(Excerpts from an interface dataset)
╭──
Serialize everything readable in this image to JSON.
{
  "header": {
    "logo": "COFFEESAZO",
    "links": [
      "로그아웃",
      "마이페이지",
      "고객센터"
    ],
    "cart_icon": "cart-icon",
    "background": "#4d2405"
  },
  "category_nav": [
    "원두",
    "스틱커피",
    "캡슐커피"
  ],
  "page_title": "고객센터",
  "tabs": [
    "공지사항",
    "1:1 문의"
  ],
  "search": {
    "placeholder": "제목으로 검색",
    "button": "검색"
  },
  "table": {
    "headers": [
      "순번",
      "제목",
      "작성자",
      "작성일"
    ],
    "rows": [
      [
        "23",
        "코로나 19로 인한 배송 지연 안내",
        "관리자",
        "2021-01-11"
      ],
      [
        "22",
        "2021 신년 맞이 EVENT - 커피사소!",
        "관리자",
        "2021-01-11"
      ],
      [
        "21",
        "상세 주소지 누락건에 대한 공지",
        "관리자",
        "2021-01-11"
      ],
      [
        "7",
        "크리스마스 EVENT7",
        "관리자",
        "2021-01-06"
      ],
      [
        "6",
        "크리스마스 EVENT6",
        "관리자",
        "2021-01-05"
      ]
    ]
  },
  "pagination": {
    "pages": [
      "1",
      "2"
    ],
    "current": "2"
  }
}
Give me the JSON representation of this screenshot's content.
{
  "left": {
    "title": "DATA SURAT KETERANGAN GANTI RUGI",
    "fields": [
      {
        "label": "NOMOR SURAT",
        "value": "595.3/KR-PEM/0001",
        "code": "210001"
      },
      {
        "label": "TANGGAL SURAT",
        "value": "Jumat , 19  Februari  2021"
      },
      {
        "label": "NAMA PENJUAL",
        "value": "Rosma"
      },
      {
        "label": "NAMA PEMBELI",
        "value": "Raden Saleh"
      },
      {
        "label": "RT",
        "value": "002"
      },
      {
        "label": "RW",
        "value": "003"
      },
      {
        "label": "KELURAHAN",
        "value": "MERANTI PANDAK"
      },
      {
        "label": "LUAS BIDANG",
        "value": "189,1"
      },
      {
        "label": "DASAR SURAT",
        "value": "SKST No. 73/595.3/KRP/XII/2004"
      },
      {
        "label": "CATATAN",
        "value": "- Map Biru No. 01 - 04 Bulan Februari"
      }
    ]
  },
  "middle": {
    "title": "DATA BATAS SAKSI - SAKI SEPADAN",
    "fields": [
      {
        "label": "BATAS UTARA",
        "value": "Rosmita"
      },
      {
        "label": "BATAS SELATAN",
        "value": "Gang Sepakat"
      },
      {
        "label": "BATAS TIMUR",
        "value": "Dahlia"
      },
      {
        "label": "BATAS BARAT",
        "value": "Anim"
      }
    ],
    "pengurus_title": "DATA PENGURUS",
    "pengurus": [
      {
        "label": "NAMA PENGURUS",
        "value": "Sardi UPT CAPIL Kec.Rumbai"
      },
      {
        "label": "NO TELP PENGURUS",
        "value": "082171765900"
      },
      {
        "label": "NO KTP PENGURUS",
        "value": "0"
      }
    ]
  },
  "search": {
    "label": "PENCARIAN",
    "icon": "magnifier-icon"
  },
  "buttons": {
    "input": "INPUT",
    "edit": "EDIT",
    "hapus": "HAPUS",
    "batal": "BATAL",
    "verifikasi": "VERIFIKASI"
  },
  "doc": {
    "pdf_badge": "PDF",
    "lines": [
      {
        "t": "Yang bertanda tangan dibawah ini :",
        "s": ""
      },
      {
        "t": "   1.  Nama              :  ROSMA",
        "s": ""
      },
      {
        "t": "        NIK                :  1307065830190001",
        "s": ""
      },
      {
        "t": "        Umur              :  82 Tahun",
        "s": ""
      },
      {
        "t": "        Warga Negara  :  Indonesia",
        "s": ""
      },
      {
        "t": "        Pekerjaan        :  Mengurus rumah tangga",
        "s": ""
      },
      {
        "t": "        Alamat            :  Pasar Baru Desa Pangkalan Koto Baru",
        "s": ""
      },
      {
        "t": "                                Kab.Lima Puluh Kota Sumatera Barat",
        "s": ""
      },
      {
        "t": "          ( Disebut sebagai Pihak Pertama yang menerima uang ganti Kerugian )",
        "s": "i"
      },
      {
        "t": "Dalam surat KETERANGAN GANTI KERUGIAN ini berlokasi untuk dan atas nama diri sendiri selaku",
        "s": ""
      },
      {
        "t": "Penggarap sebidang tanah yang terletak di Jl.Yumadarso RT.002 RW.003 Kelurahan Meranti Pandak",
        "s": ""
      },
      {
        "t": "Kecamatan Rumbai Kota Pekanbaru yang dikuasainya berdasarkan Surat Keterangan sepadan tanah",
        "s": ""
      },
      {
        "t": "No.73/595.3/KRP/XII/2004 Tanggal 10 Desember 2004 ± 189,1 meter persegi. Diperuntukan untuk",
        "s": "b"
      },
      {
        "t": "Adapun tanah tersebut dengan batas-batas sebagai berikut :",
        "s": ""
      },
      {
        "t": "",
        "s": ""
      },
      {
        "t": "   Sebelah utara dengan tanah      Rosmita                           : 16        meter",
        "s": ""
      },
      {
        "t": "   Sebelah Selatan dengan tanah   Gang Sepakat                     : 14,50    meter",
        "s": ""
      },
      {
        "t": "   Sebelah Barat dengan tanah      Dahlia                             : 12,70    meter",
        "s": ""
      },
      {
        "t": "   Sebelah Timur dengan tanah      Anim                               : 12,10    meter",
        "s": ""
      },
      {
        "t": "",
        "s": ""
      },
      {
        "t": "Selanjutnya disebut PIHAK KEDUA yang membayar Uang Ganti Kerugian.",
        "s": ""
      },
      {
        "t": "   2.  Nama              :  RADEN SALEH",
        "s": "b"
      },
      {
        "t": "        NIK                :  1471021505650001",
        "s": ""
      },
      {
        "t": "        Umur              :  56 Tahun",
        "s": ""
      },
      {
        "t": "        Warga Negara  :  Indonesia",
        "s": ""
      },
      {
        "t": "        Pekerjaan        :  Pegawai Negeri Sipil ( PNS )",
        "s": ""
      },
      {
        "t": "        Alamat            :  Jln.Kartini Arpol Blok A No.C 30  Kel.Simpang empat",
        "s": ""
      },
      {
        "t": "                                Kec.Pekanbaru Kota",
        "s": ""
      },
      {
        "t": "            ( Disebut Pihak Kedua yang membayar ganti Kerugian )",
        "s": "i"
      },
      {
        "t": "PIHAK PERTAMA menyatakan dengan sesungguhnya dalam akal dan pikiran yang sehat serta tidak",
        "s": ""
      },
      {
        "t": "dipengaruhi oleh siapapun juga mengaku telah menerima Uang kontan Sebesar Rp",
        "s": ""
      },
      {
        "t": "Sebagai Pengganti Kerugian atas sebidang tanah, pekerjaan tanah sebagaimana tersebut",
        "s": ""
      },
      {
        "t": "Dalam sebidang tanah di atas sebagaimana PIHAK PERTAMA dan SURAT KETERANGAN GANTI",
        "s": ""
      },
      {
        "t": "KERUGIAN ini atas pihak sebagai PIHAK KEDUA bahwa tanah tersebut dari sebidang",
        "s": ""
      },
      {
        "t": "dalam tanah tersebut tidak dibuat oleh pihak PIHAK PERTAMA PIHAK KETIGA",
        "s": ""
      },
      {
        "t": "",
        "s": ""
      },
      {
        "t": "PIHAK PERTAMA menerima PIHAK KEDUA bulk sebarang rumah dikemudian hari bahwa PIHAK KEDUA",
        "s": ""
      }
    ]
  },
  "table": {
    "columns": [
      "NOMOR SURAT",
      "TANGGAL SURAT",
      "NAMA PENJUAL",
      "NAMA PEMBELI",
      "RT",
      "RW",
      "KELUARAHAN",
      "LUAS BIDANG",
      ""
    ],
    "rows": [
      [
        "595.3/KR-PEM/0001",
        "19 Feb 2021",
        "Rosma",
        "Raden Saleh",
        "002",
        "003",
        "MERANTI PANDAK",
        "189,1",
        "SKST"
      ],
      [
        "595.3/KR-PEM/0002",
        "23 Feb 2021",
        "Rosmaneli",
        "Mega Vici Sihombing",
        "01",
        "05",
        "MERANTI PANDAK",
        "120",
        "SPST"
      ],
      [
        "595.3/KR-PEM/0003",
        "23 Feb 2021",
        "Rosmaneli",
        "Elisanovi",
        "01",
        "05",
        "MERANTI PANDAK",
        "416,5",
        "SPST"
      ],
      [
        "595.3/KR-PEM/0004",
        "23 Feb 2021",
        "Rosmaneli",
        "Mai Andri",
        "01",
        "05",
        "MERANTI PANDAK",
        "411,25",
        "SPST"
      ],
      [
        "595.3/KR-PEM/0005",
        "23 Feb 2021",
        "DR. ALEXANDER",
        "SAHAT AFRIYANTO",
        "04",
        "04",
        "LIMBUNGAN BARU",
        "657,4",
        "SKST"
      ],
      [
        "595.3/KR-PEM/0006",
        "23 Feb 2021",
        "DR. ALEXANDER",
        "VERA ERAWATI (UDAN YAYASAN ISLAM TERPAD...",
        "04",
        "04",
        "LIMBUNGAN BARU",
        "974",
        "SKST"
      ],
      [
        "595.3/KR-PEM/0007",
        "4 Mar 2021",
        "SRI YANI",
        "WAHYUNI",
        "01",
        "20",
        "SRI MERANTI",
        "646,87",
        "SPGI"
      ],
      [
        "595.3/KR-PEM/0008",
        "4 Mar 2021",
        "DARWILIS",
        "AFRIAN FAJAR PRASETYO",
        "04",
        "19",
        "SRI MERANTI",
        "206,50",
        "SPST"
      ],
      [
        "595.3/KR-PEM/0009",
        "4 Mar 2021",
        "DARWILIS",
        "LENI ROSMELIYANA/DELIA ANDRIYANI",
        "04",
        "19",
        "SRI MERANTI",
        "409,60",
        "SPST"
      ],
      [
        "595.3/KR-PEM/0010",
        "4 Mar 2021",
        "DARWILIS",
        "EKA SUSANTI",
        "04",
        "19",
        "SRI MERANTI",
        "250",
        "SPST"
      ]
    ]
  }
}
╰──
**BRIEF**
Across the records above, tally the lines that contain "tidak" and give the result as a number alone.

**REPLY**
2